The shofar is the oldest musical instrument in continuous use, says Oxford musicologist and shofar-collector Jeremy Montagu in his fascinating study of the definitive ritual object of Rosh Hashanah.
Despite its antiquity, however, archaeologists have yet to find a specimen earlier than mid 17th-century Europe. A shofar doesn't simply arrive straight from the animal to synagogue. It has to be cleaned and prepared, the narrower blowing end may have to be flattened over heat and the surface smoothed.
Montagu provides a detailed account of the history and the different styles of shofar as well as practical tips on how to blow it and what to look for when buying one, especially if you want it to use rather than simply put on a mantlepiece.
Although Saadia Gaon and Maimonides both specify a ram's horn, most Western European shofarot originated from goats and other kosher animals may be used, with the exception of cows.

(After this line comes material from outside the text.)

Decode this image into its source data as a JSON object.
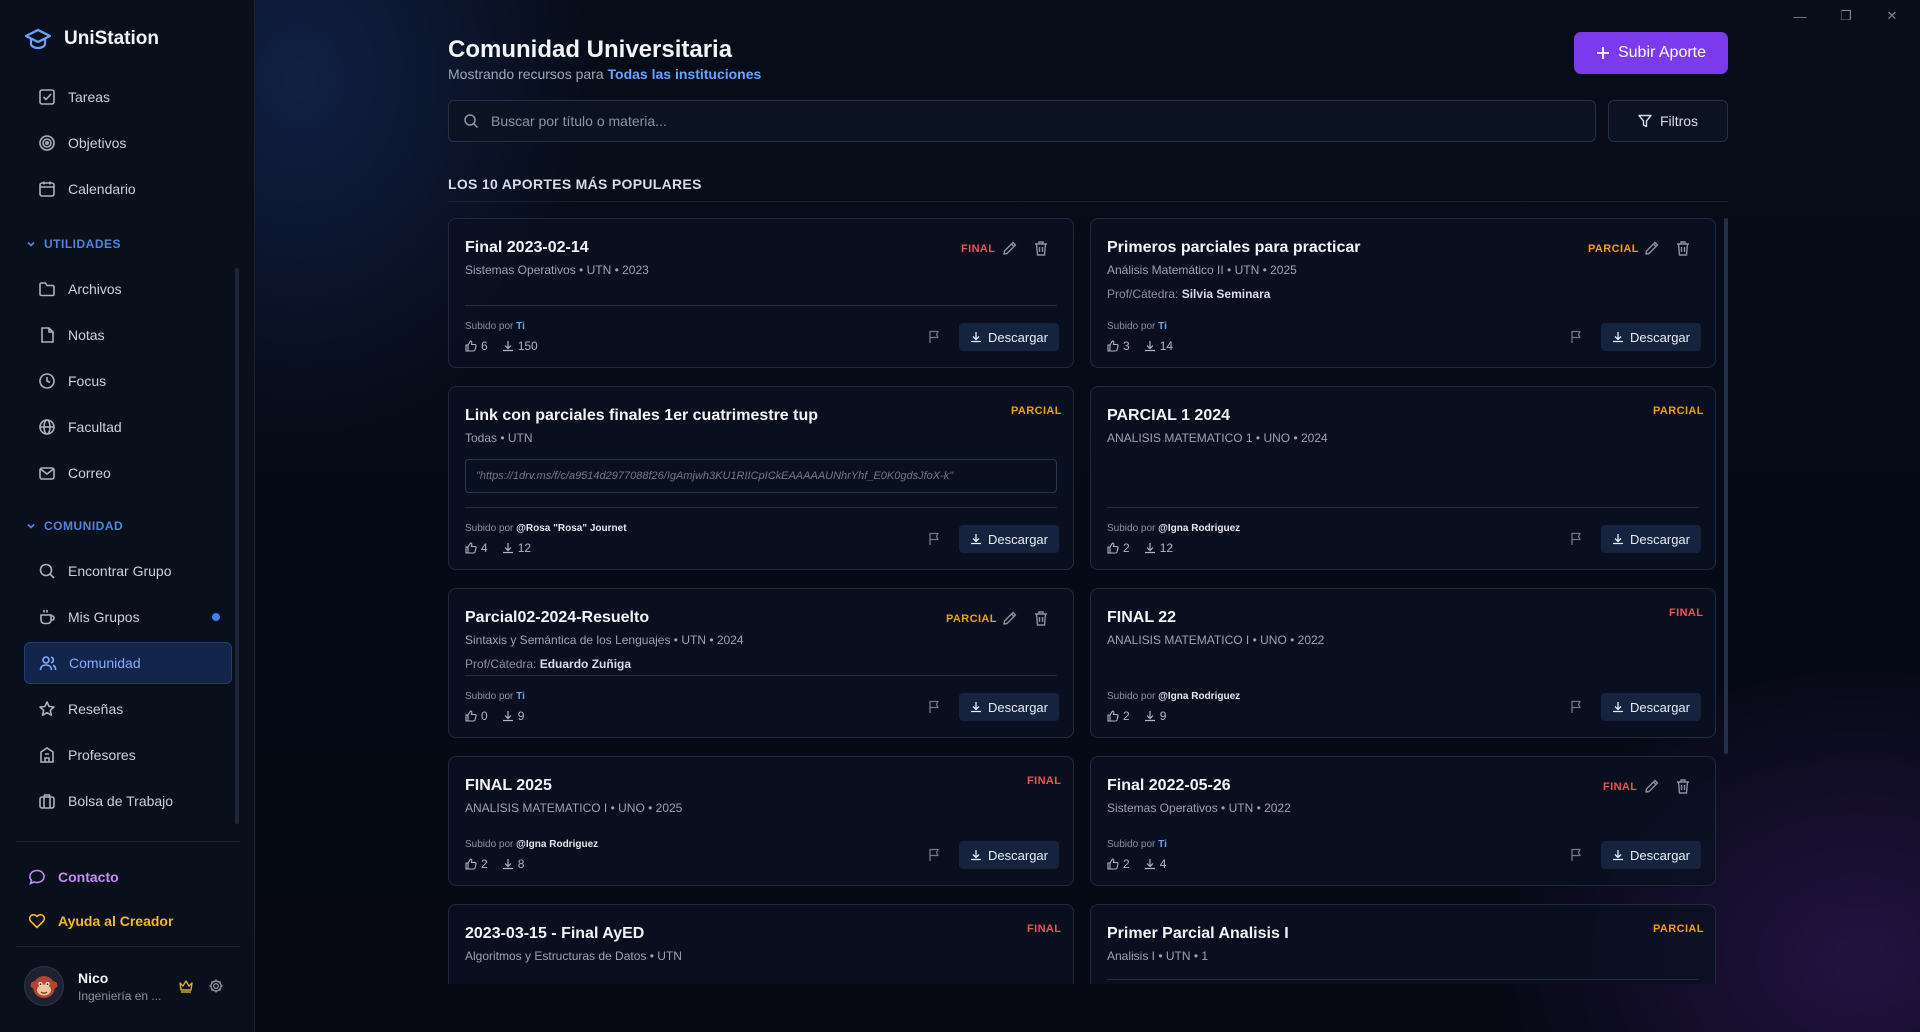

While the twisting horn of a kudu, a species of antelope, may look spectacular, the author believes a ram offers a better sound for shul.
The three-fold set of notes used in synagogue, tekiah, shevarim, teruah, go back to the Talmud, though naturally there are variations in blowing conventions (some use a 12-note sequence rather than nine for teruah).
The shofar is not confined to the New Year season. Taking a cue from the reference in Psalm 81 to the shofar being sounded on New Moon, women's groups in America are reviving its use on Rosh Chodesh. Montagu recalls even once blowing one into the intercom of the Russian embassy in a Soviet Jewry protest.
His 30-page compendium of sources on the shofar from biblical and rabbinic literature alone will be handy for anyone asked to give a talk on Rosh Hashanah. A valuable addition to synagogue libraries.